This document aims to give some best practices for people working on site designs. 

Design Elements


Although much of your layout is static, there are many design elements that can be changed. We’ll cover them all individually.


Header

The header sits at the top of the page and draw the most attention. It contains the logo, which will often set the tone for the rest of the sites design.


There are three main types of header designs:


Logo - this is the most basic design. A logo can either be set to size Normal, Large, or Banner. Transparent logos are recommended in almost all cases and PNG is typically the best image format (though a GIF will work).


Logo might need some modification. Best to have the raw file but you can probably work with any image type. Look at the current site and look at the logo. Do we want to make the logo the header? How large do we want that? Scale it accordingly. If you have a small logo you can add some text elements to it and make it look better.

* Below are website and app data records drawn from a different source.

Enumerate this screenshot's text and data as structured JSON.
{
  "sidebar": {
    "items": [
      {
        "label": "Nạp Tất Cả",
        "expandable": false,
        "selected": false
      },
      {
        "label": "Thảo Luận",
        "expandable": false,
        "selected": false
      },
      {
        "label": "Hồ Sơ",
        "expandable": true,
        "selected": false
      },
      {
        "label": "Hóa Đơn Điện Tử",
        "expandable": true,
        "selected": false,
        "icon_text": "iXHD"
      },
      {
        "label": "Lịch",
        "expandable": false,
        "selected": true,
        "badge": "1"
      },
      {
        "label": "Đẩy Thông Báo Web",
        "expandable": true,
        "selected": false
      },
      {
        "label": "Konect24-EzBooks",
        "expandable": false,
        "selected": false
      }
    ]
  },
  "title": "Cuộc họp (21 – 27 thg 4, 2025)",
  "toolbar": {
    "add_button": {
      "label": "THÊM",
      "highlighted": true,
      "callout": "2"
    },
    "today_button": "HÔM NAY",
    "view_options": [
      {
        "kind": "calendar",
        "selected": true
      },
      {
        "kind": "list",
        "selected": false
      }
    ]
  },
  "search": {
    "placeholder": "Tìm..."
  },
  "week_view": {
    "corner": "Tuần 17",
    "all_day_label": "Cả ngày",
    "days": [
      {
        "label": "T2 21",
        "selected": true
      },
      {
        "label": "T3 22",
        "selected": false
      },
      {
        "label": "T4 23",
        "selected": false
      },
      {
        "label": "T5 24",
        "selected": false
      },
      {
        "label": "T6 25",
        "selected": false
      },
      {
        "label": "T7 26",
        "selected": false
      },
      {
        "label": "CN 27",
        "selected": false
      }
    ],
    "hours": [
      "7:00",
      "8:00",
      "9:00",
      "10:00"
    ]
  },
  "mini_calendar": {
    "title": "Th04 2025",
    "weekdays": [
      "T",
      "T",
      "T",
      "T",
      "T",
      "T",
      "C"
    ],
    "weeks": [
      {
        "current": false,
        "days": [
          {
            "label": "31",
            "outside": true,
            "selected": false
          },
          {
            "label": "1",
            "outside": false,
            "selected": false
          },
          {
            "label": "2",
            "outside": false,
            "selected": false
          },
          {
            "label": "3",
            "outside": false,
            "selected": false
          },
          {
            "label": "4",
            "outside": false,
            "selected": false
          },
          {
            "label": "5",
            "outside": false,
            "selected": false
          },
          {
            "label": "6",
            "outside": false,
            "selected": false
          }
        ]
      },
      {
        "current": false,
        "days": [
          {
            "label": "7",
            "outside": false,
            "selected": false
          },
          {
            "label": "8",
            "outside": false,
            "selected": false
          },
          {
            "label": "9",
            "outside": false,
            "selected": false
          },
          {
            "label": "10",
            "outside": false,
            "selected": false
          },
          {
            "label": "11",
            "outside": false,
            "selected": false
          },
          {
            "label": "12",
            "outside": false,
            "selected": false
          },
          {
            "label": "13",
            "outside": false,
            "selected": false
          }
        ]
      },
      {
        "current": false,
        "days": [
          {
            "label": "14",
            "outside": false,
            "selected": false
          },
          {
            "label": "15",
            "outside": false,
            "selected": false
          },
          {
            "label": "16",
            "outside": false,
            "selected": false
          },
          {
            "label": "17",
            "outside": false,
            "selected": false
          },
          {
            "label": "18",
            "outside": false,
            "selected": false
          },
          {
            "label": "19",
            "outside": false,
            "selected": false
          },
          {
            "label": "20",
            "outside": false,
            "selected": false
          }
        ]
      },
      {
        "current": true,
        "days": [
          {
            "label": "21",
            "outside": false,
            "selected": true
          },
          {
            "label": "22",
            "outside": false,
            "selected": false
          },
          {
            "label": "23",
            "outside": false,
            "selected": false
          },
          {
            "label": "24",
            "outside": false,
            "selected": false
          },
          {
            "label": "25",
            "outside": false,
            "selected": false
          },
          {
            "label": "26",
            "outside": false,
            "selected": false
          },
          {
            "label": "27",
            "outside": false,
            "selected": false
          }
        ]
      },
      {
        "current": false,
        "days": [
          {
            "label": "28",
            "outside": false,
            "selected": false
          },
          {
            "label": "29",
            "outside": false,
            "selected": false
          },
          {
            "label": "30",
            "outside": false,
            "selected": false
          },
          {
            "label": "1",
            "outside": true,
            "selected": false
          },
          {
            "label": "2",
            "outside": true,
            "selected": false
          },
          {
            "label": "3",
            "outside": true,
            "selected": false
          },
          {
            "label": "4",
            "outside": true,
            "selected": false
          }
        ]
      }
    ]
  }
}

Examplehttps://canadianultimate.com/


Banner - this is a rare, but effective design. It involves a non-transparent banner whose colors match that of the rest of the site. Banner size looks best around 1045 x 155, but feel free to play around with different sizes that might work for you. 


Note that banner only works in the "Verge" layout. 


Example: http://manly.ultimatecentral.com/


Logo with Background Image/Buttons - also known as the 'Hero Banner', this design works well for displaying a logo over a photo background, as well as inserting tagline and subtitles, and most popular of all, buttons with calls to action for pages on the site.


If selected, the background image should be high resolution with action in the center of the image. In almost all cases, a background image should be a photo, not a design, gradient or solid color. If you’re using a photo, you’ll want to break the images up with some solid colors. Put a pattern on top of the image.


It’s important to understand that a background image can range from a short, long rectangle to a tall, narrow rectangle depending on the viewing device of the user.


Examplehttp://pada.org

    • The background

    • The logo

    • Navigation color

    • Primary color


Grid

The 'Hero Grid' is a series of five blocks, one major block and four supporting blocks. These blocks can be occupied by an event, a page, a product, or a post. For a page, it will pull in the “media item” image under Sharing and Search, for the others, it will pull in the default image.


The grid is meant to be something that is frequently updated, but it’s always good to give it an initial design that inspires!


You typically don’t want photos with other photos as a background, so if you’re using the grid layout, you should try for a solid color or patterned background.


Note that images will need to have an 83:100 aspect ratio to appear without clipping on the Hero Grid in desktop mode (and should fit inside a 55:100 aspect ratio box in order to appear without clipping on mobile). 


Example: http://www.pacificweightliftingassociation.org


Colors

The site colors determine the navigation and button colors. Match these to what the you currently use for your logo with the Chrome extension “Colorpick Eyedropper”. Use at max three colors. You can choose additional colors using a color wheel, like paletton.com. Choose your primary color, and choose the tetrad option.


For color schemes, consider using similar colors on top of each other instead of always opposite colors. It gives sites a cool effect.


Note: Hyperlinks will always take the 'primary' content color


Background

The site background is the finishing touch on a great design. A great background can make a good design great. Think of it like ice cream cake. Mmmm, cake.


Backgrounds can either be photos, a pattern, nothing, or a gradient. Don’t be afraid of a blank background, with strong colors and a visual header, it can look quite modern and elegant. If you do want to use a solid color background, strongly consider adding a gradient effect (http://rocultimate.org/ is a good example).


For sites with headers with photos in them, or grids with photos in them, it’s probably best to go with a pattern or a gradient.


For standard logo sites, a photo looks best. Find photos on Creative Commons. Photos often look better with some sort of pattern over them, like a vignette, a swirl, gingham, etc.